“I’ve switched from a couple of prosthetic places but two years ago I went to an Angel City Games (a Paralympic-style adaptive sports festival) and I got to meet Robert at the Hanger booth,” said Lutges. “I knew about Hanger for a while but didn’t know it was so close to me. A 5-minute drive definitely beats two hours.”
But having Hanger at close proximity was only the bonus, Lutges would agree. That’s because the Saugus student, who’s in his school’s swim program, has widened his capabilities in performing tasks more safely and confidently thanks to acquiring a state-of-the-art prosthetic knee first introduced for the modern military forces.
“With this, it’s like I have an assistant helping me walk,” said Lutges about his Ottobock X3 prosthetic knee, the highest of high-end prosthetics currently available and even deemed the “Lamborghini of legs” by Australian Navy seaman and amputee Mark Daniels.

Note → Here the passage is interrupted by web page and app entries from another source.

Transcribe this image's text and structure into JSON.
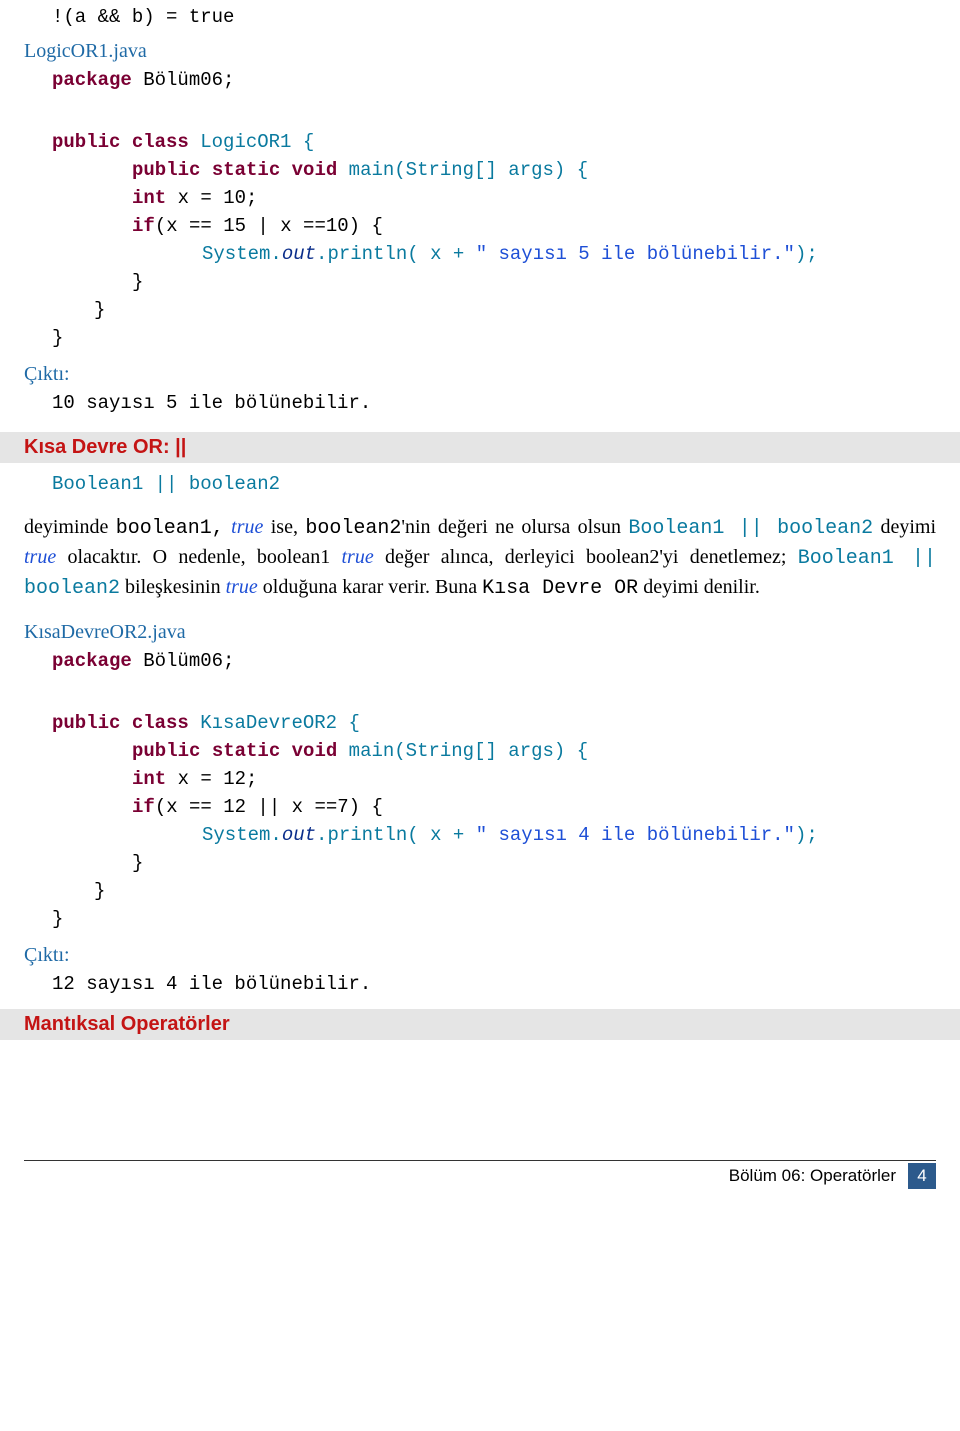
{
  "top_line": "!(a && b) = true",
  "file1_label": "LogicOR1.java",
  "code1": {
    "pkg_kw": "package",
    "pkg_name": " Bölüm06;",
    "pub": "public",
    "cls": "class",
    "cls_name": " LogicOR1 {",
    "static": "static",
    "void": "void",
    "main": " main(String[] args) {",
    "int_kw": "int",
    "x_decl": " x = 10;",
    "if_kw": "if",
    "cond": "(x == 15 | x ==10) {",
    "sys": "System.",
    "out": "out",
    "println": ".println( x + ",
    "str": "\" sayısı 5 ile bölünebilir.\"",
    "end": ");",
    "brace": "}"
  },
  "cikti1_label": "Çıktı:",
  "cikti1_text": "10 sayısı 5 ile bölünebilir.",
  "section1_title": "Kısa Devre OR: ||",
  "bool_expr": "Boolean1 || boolean2",
  "prose_parts": {
    "p1a": "deyiminde ",
    "p1b": "boolean1,",
    "true": " true ",
    "p1c": " ise, ",
    "p1d": "boolean2",
    "p1e": "'nin değeri ne olursa olsun ",
    "p1f": "Boolean1 || boolean2",
    "p1g": " deyimi ",
    "p1h": " olacaktır. O nedenle, boolean1 ",
    "p1i": " değer alınca, derleyici boolean2'yi denetlemez; ",
    "p1j": "Boolean1 || boolean2",
    "p1k": " bileşkesinin ",
    "p1l": " olduğuna karar verir. Buna ",
    "p1m": "Kısa Devre OR",
    "p1n": " deyimi denilir."
  },
  "file2_label": "KısaDevreOR2.java",
  "code2": {
    "pkg_kw": "package",
    "pkg_name": " Bölüm06;",
    "pub": "public",
    "cls": "class",
    "cls_name": " KısaDevreOR2 {",
    "static": "static",
    "void": "void",
    "main": " main(String[] args) {",
    "int_kw": "int",
    "x_decl": " x = 12;",
    "if_kw": "if",
    "cond": "(x == 12 || x ==7) {",
    "sys": "System.",
    "out": "out",
    "println": ".println( x + ",
    "str": "\" sayısı 4 ile bölünebilir.\"",
    "end": ");",
    "brace": "}"
  },
  "cikti2_label": "Çıktı:",
  "cikti2_text": "12 sayısı 4 ile bölünebilir.",
  "section2_title": "Mantıksal Operatörler",
  "footer_text": "Bölüm 06: Operatörler",
  "page_number": "4"
}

Lutges is now able to perform tasks more safely, such as walk up a flight of stairs or squat to pick something up from the ground.
Before, he “used to get really frustrated with the other knee” because it was simply a straight joint without the technology.
“The different modes are really helpful,” he added. “If you’re trying to ride a bike and don’t need resistance you can put it in cycle mode or if you just want to stand there and don’t want the knees to bend you can switch to standing mode. It also helps with my back because I have scoliosis and a tilted pelvis.”
The X3 is “intuitive. The safety behind it and having that resistance, stumble recovery and spatial awareness of where he is in space is key,” Salone said.
Not many are able to attain an X3 as most people have a C-Leg or other microprocessing technology. A hefty price tag is a factor, said Salone, as it can cost up to $100,000.
Lutges, who has brought inspiration to others like him, is just one of many individuals from the SCV and around that Salone said make his job worthwhile at Hanger.
“Seeing somebody come in a wheelchair and then walking out, I mean, that’s part of the most rewarding part,” he said, although there are some challenges. “The hardest part is making sure that the patients that I see are comfortable and the solutions that we’re (bringing) for them prosthetically are working. I can make a prosthetic but I don’t wear them so it’s important that they work for every patient.”
Additional technological advances for the Hanger Clinic, with about 800 locations nationwide, could include a microprocessing ankle and targeted muscle re-intervention.
Santa Clarita’s Hanger Clinic, which offers free evaluations and peer supporting resources, is located at 23206 Lyons Ave.